**Work request:**
Set the data down again, exactly as it reads, but without the pictures.

======== Input for this task ========

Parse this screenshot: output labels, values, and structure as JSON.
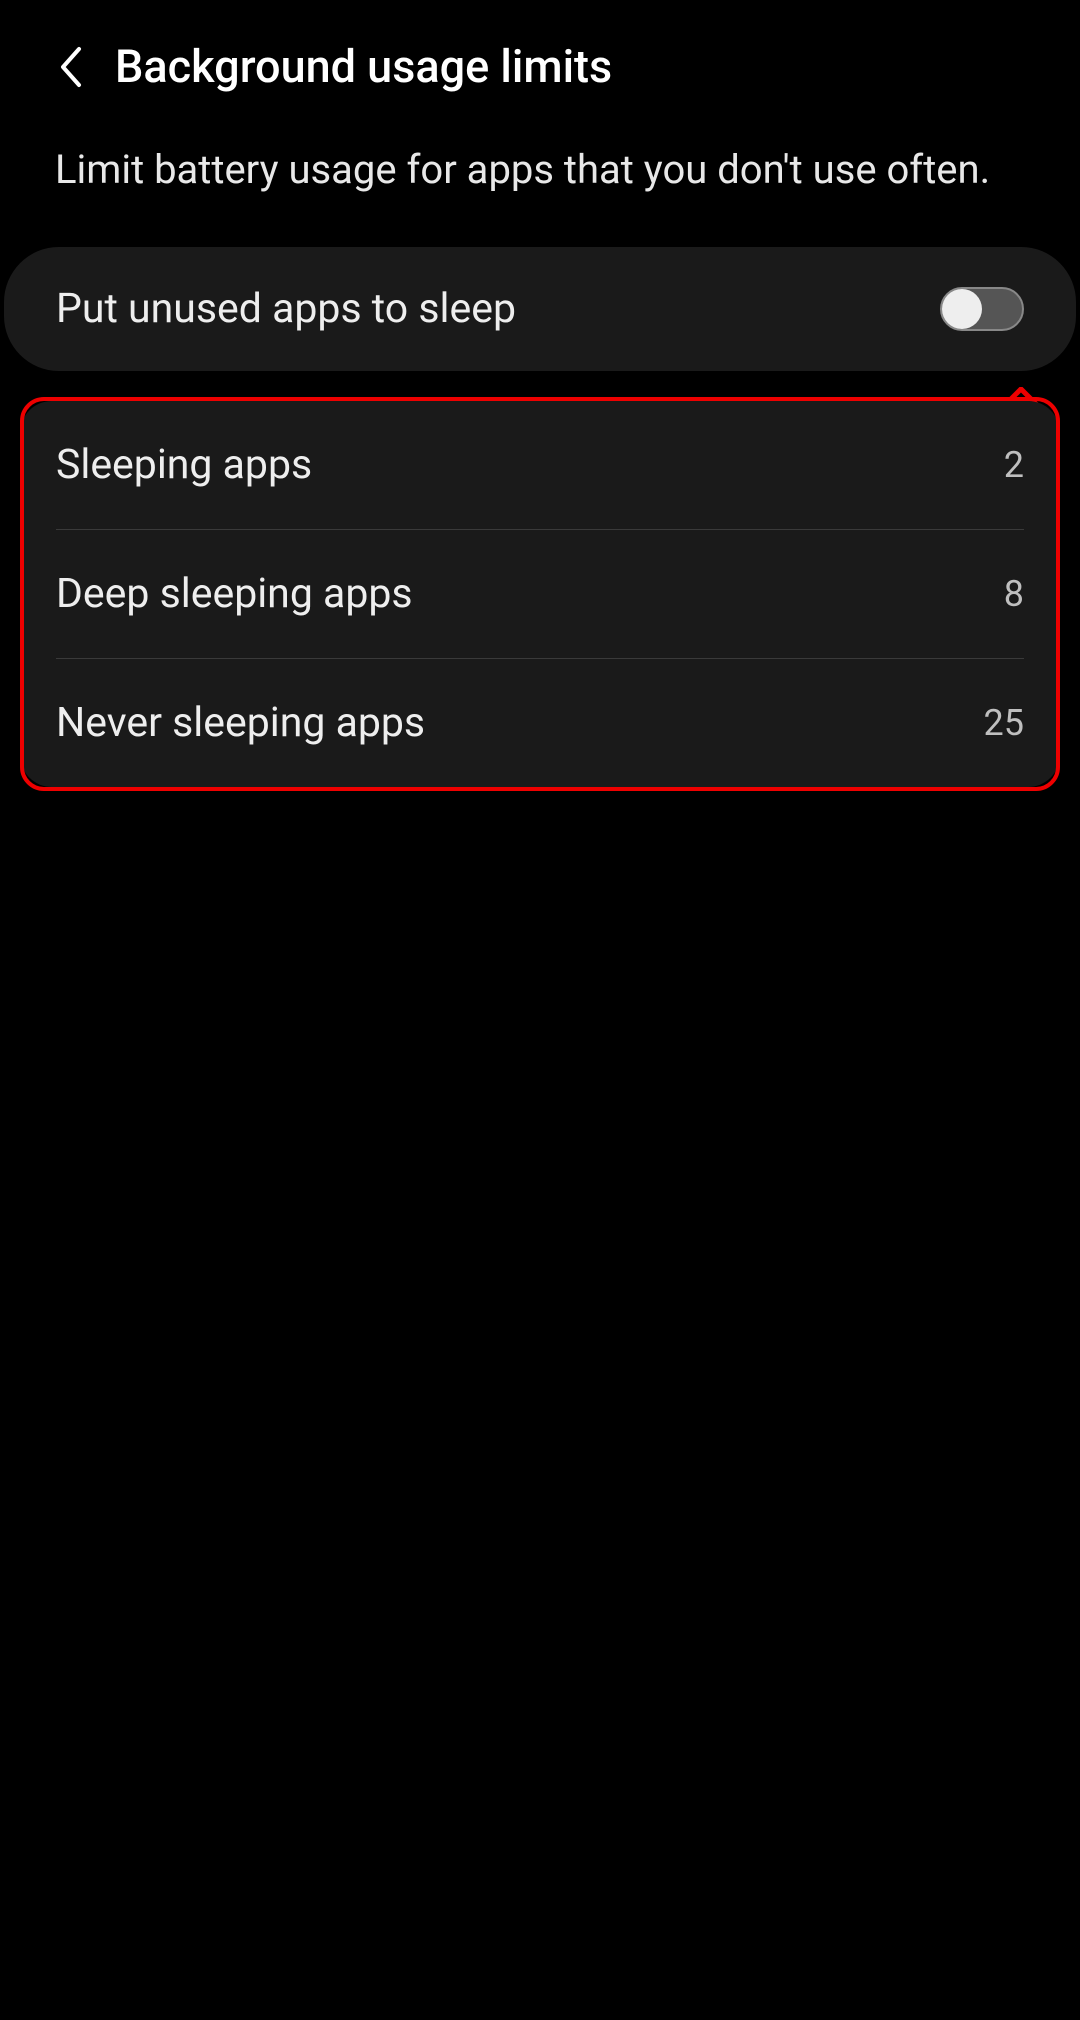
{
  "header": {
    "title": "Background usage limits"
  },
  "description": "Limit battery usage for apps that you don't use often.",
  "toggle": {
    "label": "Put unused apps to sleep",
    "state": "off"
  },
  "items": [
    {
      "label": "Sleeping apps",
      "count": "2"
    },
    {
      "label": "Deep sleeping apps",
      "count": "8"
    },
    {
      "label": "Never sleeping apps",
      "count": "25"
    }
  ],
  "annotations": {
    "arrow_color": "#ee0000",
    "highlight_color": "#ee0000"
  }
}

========

**Task result:**
Parse this screenshot: output labels, values, and structure as JSON.
{
  "header": {
    "title": "Background usage limits"
  },
  "description": "Limit battery usage for apps that you don't use often.",
  "toggle": {
    "label": "Put unused apps to sleep",
    "state": "off"
  },
  "items": [
    {
      "label": "Sleeping apps",
      "count": "2"
    },
    {
      "label": "Deep sleeping apps",
      "count": "8"
    },
    {
      "label": "Never sleeping apps",
      "count": "25"
    }
  ],
  "annotations": {
    "arrow_color": "#ee0000",
    "highlight_color": "#ee0000"
  }
}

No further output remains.